Isn't COVID Bad Enough Without Us Making It About Boomers vs Snowflakes? | Opinion

After years of "Snowflake Generation" derision, Millennials and Generation-Z have started punching back. First came the relatively benign retort of "Ok Boomer," a figurative eye roll from a younger generation sick of being blamed for many of society's ills. In the current age of COVID-19, "Ok Boomer" has morphed into a morbidly more derisive coronavirus nickname: "Boomer Remover."

If you find this offensive, it's hard to blame you. What the phrase signals, however, is that generational fissures have existed below the surface for some time. COVID-19 has merely brought them to light, but also offers a critical moment to address the country's generational divide.

The news is not all bad. Many heartwarming stories have emerged of a younger generation suddenly thrust into the role of minding the health of their grandparents. At the same time, the situation has made one's age, something that we often fudge or deny, even to ourselves, difficult to push below the surface, as society's oldest have been forced to acknowledge their age-based health realities and limitations. Even if well-intentioned, forcing non-essential older adults to stay in their homes has exacerbated existing concerns of elder isolation and its deleterious impact.

Among younger people, too, the virus has intensified existing concerns about loneliness and alienation. Already saddled with record-high student debt levels, an inability to purchase homes, and particularly resonant climate change anxieties, a new, coronavirus-specific narrative has emerged: younger people making further sacrifices (loss of jobs, restricted freedom, the long-term burden of paying off the debt incurred by policy responses to the crisis) in order to save the lives of, primarily, the older generation, who are at far greater risk of developing serious COVID-19 complications.

Although based on health realities, this generational narrative is nonetheless risky for multiple reasons. For instance, younger people themselves face serious risks associated with the coronavirus crisis, with the CDC reporting that 1 in 5 hospitalizations are people aged 20-44, and new complications emerging for the young, such as stroke risk and inflammatory disease. Much like misguidedly assuming that loneliness is only an elderly concern, framing the pandemic as an "older person's disease" puts us all at risk for not taking necessary prevention measures.

Also, generational tensions might afflict how we "get back to normal."In Sweden, where the government has thus far avoided lockdown, guidelines suggest that, among other high-risk groups, people over 70 should self-isolate, so as to enable greater freedom for other members of society. In a similar vein, as attention turns to reopening the economy, countries like Denmark have led the effort with its youngest citizens first, reopening elementary schools.

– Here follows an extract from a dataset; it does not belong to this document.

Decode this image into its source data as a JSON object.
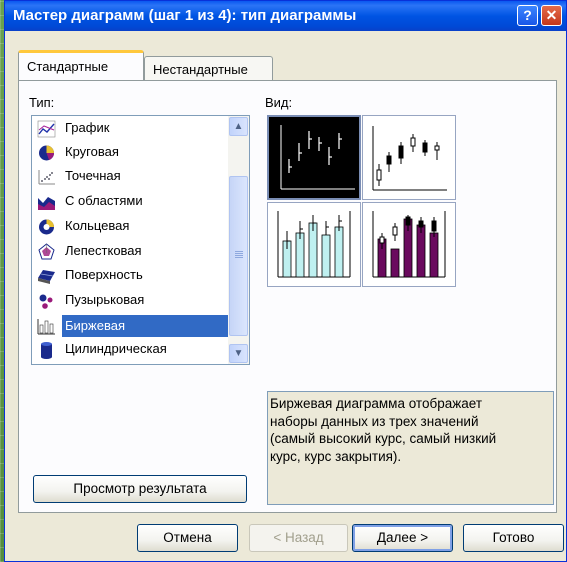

Should the U.S. employ the same sorts of age-based comeback considerations? On one hand, economists suggest that we should let younger people get back to work in order to salvage a fast-sinking economy. On the other hand, a record-high number of older adults need to continue working for financial solvency. So what would restricting their freedoms say about an American multi-generational society?

In order to prevent COVID-19 from creating an irreversible generational divide, we see three potential solutions:

  1. Focus on uniting generations. Even in the early days of COVID-19 panic, different age groups found it difficult to adequately urge one another to take proper precautions. Nevertheless, these tough, cross-generational conversations are precisely what we need to get through this. The truth is, generations are much more similar than they are different – in fact, research reveals greater variation within age groups than between them. The silver lining of a collective crisis is potentially catalyzing a shared search for meaning, such as tapping into shared life purpose searches among younger adults and older adults alike.
  1. Invest in communications technology. Amidst social divisions fostered in the Coronavirus era, we should also embrace the previously-overlooked benefits of technology like Skype and Zoom in bridging traditional age splits. Normal constraints, such as social separation and mobility differences, no longer apply as strongly. Investing in making these tools accessible, whether in terms of training for the old or affordability for all, can expand capacity at the same time that it alleviates traditional age divisions.
  1. Focus on a new "normal." People of all ages should understand that not everything is likely to return to normal, even in the long-term.Already, a brewing tension exists to some degree: older workers prefer traditional work arrangements and younger workers prefer flexible ones. Realistically, "normalcy" will likely fall somewhere in the middle of these extremes. Having all generational voices included in the conversation will maximize how society moves forward, both in the workplace and in broader society.

This pandemic is a watershed event for America. How we collectively manage the coming months will determine whether we will further polarize along generational lines or emerge a truly multi-generational society. Let's choose the latter. #InThisTogether

Michael S. North is an Assistant Professor of Management and Organizations at NYU Stern and Batia Wiesenfeld is the Andre J.L. Koo Professor of Management and Director of the Business & Society Program at NYU Stern

The views expressed in this article are the author's own.​​​​​